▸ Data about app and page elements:

+++++

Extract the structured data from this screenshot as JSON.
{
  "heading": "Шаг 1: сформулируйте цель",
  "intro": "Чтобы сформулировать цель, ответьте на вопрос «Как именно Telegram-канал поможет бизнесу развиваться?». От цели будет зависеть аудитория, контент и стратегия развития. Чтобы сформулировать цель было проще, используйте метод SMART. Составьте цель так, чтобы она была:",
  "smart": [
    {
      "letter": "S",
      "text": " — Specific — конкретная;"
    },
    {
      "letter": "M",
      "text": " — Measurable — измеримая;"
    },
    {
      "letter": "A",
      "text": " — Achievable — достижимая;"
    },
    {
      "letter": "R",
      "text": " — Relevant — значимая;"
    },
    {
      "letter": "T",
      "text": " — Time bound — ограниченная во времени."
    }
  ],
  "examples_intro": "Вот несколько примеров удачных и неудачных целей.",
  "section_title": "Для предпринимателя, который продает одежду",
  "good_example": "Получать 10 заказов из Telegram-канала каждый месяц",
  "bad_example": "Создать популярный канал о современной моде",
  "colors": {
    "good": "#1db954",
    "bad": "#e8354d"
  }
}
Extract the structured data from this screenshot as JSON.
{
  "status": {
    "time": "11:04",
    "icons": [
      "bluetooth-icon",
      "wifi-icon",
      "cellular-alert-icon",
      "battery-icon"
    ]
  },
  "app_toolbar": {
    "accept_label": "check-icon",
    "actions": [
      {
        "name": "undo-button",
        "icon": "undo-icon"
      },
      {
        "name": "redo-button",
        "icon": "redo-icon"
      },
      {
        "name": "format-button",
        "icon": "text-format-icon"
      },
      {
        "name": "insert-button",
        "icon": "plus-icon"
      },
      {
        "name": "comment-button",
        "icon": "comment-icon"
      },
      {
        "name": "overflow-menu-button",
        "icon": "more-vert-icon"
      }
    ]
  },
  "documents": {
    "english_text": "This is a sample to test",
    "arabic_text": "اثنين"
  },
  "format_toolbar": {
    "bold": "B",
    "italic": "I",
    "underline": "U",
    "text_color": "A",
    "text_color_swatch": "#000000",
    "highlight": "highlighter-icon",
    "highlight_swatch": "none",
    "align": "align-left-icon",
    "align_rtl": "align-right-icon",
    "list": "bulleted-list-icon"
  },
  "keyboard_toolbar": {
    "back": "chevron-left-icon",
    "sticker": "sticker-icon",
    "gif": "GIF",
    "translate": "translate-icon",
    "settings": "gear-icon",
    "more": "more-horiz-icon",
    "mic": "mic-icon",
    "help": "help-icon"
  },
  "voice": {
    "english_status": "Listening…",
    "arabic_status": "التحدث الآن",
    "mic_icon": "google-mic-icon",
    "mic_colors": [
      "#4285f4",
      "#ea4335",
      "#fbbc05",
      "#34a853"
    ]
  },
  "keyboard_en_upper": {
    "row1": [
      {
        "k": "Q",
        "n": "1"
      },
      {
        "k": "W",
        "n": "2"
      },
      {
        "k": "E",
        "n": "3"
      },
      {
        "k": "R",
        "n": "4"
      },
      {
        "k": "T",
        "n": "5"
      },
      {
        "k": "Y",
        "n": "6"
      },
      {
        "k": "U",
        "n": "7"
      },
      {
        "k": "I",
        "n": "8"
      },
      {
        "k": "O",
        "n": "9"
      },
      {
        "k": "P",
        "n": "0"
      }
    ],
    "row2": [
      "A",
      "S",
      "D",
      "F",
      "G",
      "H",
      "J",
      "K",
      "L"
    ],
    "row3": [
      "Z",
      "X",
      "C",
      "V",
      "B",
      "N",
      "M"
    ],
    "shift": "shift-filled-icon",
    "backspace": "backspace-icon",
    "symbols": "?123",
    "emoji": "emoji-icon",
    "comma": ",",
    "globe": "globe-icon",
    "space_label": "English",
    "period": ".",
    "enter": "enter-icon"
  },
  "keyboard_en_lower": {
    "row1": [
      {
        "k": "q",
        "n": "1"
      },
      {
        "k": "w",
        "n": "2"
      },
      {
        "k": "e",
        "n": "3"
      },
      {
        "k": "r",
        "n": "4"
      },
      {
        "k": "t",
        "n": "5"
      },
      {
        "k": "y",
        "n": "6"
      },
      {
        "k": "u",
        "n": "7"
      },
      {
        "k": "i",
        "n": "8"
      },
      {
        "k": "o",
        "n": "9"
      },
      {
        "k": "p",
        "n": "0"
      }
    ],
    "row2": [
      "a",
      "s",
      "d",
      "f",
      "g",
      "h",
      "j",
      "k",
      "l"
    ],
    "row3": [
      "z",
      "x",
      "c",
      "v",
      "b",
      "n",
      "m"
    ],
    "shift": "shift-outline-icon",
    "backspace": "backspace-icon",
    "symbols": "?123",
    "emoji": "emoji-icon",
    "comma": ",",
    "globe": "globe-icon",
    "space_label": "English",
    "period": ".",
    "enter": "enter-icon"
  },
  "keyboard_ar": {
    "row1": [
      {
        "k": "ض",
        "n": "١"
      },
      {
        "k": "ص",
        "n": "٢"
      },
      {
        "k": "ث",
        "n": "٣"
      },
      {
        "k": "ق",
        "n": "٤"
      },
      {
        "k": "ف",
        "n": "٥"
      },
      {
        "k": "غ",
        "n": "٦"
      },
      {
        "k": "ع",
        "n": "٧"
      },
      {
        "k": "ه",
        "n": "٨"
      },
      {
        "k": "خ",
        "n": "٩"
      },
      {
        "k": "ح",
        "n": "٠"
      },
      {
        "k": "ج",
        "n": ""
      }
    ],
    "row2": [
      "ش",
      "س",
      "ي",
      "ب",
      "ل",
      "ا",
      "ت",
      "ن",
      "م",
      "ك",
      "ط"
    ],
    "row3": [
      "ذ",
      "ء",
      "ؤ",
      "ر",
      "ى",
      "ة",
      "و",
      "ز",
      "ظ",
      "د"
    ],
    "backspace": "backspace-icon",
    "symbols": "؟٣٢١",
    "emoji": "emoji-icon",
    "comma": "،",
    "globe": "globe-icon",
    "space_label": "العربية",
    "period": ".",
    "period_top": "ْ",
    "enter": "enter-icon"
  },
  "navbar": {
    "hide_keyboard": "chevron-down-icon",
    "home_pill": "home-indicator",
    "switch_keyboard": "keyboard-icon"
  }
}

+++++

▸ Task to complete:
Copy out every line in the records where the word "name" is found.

▸ Answer section:
        "name": "undo-button",
        "name": "redo-button",
        "name": "format-button",
        "name": "insert-button",
        "name": "comment-button",
        "name": "overflow-menu-button",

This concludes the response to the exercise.